• _TASK GOAL_
From the entries below, copy every line where the string "helper" appears.

• _PROVIDED DATA_
------------
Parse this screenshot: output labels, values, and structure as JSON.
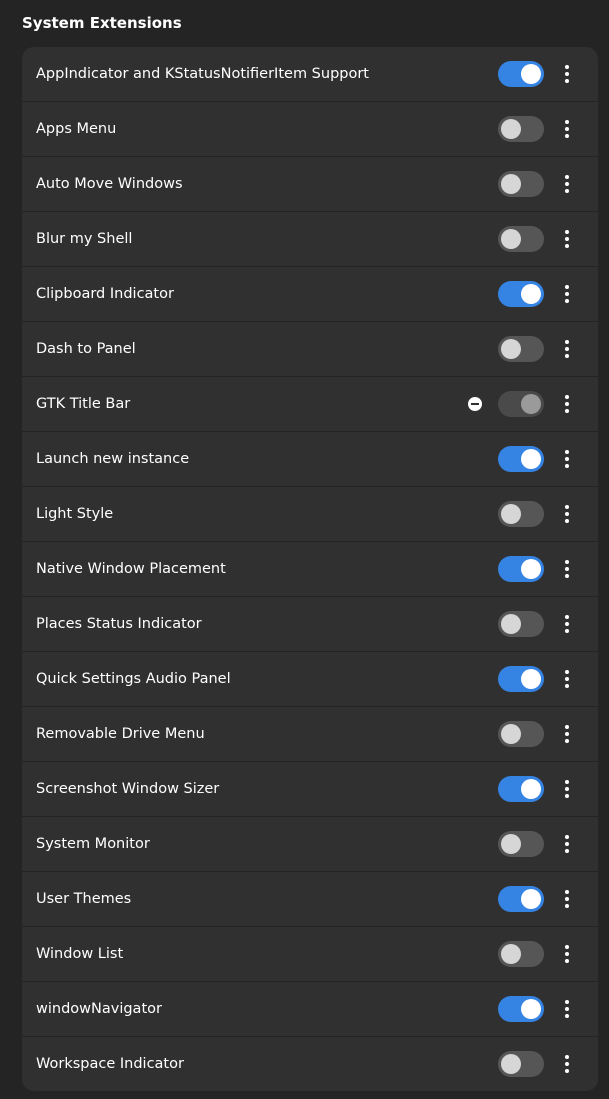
{
  "section": {
    "title": "System Extensions"
  },
  "colors": {
    "accent": "#3584e4",
    "background": "#242424",
    "card": "#303030"
  },
  "extensions": [
    {
      "name": "AppIndicator and KStatusNotifierItem Support",
      "enabled": true
    },
    {
      "name": "Apps Menu",
      "enabled": false
    },
    {
      "name": "Auto Move Windows",
      "enabled": false
    },
    {
      "name": "Blur my Shell",
      "enabled": false
    },
    {
      "name": "Clipboard Indicator",
      "enabled": true
    },
    {
      "name": "Dash to Panel",
      "enabled": false
    },
    {
      "name": "GTK Title Bar",
      "enabled": true,
      "error": true,
      "switch_disabled": true
    },
    {
      "name": "Launch new instance",
      "enabled": true
    },
    {
      "name": "Light Style",
      "enabled": false
    },
    {
      "name": "Native Window Placement",
      "enabled": true
    },
    {
      "name": "Places Status Indicator",
      "enabled": false
    },
    {
      "name": "Quick Settings Audio Panel",
      "enabled": true
    },
    {
      "name": "Removable Drive Menu",
      "enabled": false
    },
    {
      "name": "Screenshot Window Sizer",
      "enabled": true
    },
    {
      "name": "System Monitor",
      "enabled": false
    },
    {
      "name": "User Themes",
      "enabled": true
    },
    {
      "name": "Window List",
      "enabled": false
    },
    {
      "name": "windowNavigator",
      "enabled": true
    },
    {
      "name": "Workspace Indicator",
      "enabled": false
    }
  ]
}
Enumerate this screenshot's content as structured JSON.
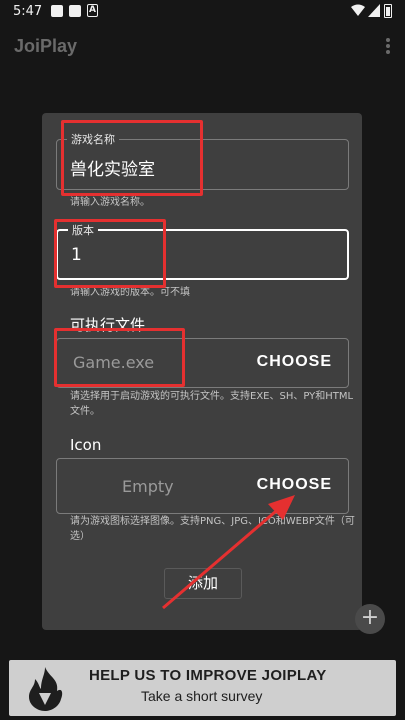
{
  "status_bar": {
    "time": "5:47",
    "indicator_a": "A",
    "icons": [
      "notification-square-icon",
      "notification-square-icon",
      "a-notification-icon",
      "wifi-icon",
      "signal-icon",
      "battery-icon"
    ]
  },
  "app_bar": {
    "title": "JoiPlay",
    "menu_icon": "more-vert-icon"
  },
  "dialog": {
    "name_field": {
      "label": "游戏名称",
      "value": "兽化实验室",
      "helper": "请输入游戏名称。"
    },
    "version_field": {
      "label": "版本",
      "value": "1",
      "helper": "请输入游戏的版本。可不填"
    },
    "executable": {
      "label": "可执行文件",
      "placeholder": "Game.exe",
      "button": "CHOOSE",
      "helper": "请选择用于启动游戏的可执行文件。支持EXE、SH、PY和HTML文件。"
    },
    "icon": {
      "label": "Icon",
      "placeholder": "Empty",
      "button": "CHOOSE",
      "helper": "请为游戏图标选择图像。支持PNG、JPG、ICO和WEBP文件（可选）"
    },
    "add_button": "添加"
  },
  "fab": {
    "icon": "plus-icon",
    "symbol": "+"
  },
  "banner": {
    "headline": "HELP US TO IMPROVE JOIPLAY",
    "subline": "Take a short survey",
    "logo_icon": "joiplay-flame-icon"
  },
  "colors": {
    "background": "#161616",
    "dialog": "#3f3f3f",
    "annotation": "#e53030",
    "banner": "#cfcfcf"
  }
}
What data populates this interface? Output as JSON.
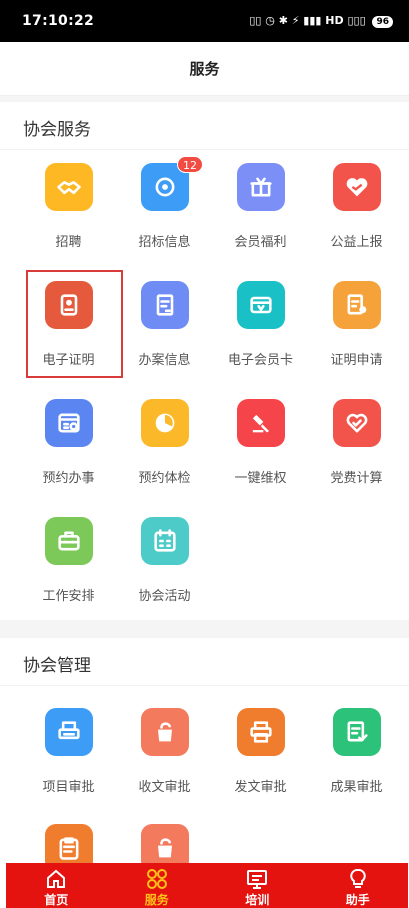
{
  "status_bar": {
    "time": "17:10:22",
    "icons": [
      "sync-icon",
      "alarm-icon",
      "bluetooth-icon",
      "wifi-icon",
      "signal-icon",
      "hd-icon",
      "battery-icon"
    ],
    "right_text": "▯▯ ◷ ✱ ⚡ ▮▮▮ HD ▯▯▯",
    "battery": "96"
  },
  "header": {
    "title": "服务"
  },
  "sections": [
    {
      "title": "协会服务",
      "items": [
        {
          "label": "招聘",
          "icon": "handshake-icon",
          "color": "#FDB824"
        },
        {
          "label": "招标信息",
          "icon": "target-icon",
          "color": "#3D9CF5",
          "badge": "12"
        },
        {
          "label": "会员福利",
          "icon": "gift-icon",
          "color": "#7B8FF7"
        },
        {
          "label": "公益上报",
          "icon": "heart-hand-icon",
          "color": "#F2544B"
        },
        {
          "label": "电子证明",
          "icon": "certificate-icon",
          "color": "#E55A3C"
        },
        {
          "label": "办案信息",
          "icon": "document-icon",
          "color": "#6F8CF5"
        },
        {
          "label": "电子会员卡",
          "icon": "card-icon",
          "color": "#19C1C6"
        },
        {
          "label": "证明申请",
          "icon": "apply-icon",
          "color": "#F6A23A"
        },
        {
          "label": "预约办事",
          "icon": "calendar-clock-icon",
          "color": "#5B86F2"
        },
        {
          "label": "预约体检",
          "icon": "clock-icon",
          "color": "#FBB92A"
        },
        {
          "label": "一键维权",
          "icon": "gavel-icon",
          "color": "#F5454A"
        },
        {
          "label": "党费计算",
          "icon": "heart-icon",
          "color": "#F2544B"
        },
        {
          "label": "工作安排",
          "icon": "briefcase-icon",
          "color": "#7CC95A"
        },
        {
          "label": "协会活动",
          "icon": "calendar-icon",
          "color": "#4CCBC8"
        }
      ]
    },
    {
      "title": "协会管理",
      "items": [
        {
          "label": "项目审批",
          "icon": "printer-icon",
          "color": "#3D9CF5"
        },
        {
          "label": "收文审批",
          "icon": "inbox-icon",
          "color": "#F47A5E"
        },
        {
          "label": "发文审批",
          "icon": "print-out-icon",
          "color": "#F07C2E"
        },
        {
          "label": "成果审批",
          "icon": "approval-icon",
          "color": "#2CC27A"
        },
        {
          "label": "",
          "icon": "clipboard-icon",
          "color": "#F07C2E"
        },
        {
          "label": "",
          "icon": "inbox-icon",
          "color": "#F47A5E"
        }
      ]
    }
  ],
  "tab_bar": {
    "background": "#E5130F",
    "active_color": "#FFC21A",
    "tabs": [
      {
        "label": "首页",
        "icon": "home-icon",
        "active": false
      },
      {
        "label": "服务",
        "icon": "grid-icon",
        "active": true
      },
      {
        "label": "培训",
        "icon": "board-icon",
        "active": false
      },
      {
        "label": "助手",
        "icon": "bulb-icon",
        "active": false
      }
    ]
  }
}
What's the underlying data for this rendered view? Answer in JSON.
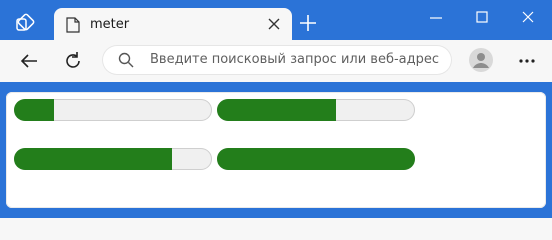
{
  "browser": {
    "tab": {
      "title": "meter"
    },
    "address_bar": {
      "placeholder": "Введите поисковый запрос или веб-адрес"
    },
    "icons": {
      "workspaces": "workspaces-icon",
      "page": "page-icon",
      "close": "close-icon",
      "new_tab": "plus-icon",
      "minimize": "minimize-icon",
      "maximize": "maximize-icon",
      "window_close": "close-icon",
      "back": "back-arrow-icon",
      "refresh": "refresh-icon",
      "search": "search-icon",
      "profile": "profile-icon",
      "more": "more-icon"
    }
  },
  "meters": [
    {
      "value": 0.2
    },
    {
      "value": 0.6
    },
    {
      "value": 0.8
    },
    {
      "value": 1.0
    }
  ],
  "colors": {
    "titlebar": "#2b73d7",
    "meter_fill": "#237e1b",
    "meter_track": "#f0f0f0"
  }
}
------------
• _RESPONSE TO THIS EXERCISE_
      "helper": "请输入游戏名称。"
      "helper": "请输入游戏的版本。可不填"
      "helper": "请选择用于启动游戏的可执行文件。支持EXE、SH、PY和HTML文件。"
      "helper": "请为游戏图标选择图像。支持PNG、JPG、ICO和WEBP文件（可选）"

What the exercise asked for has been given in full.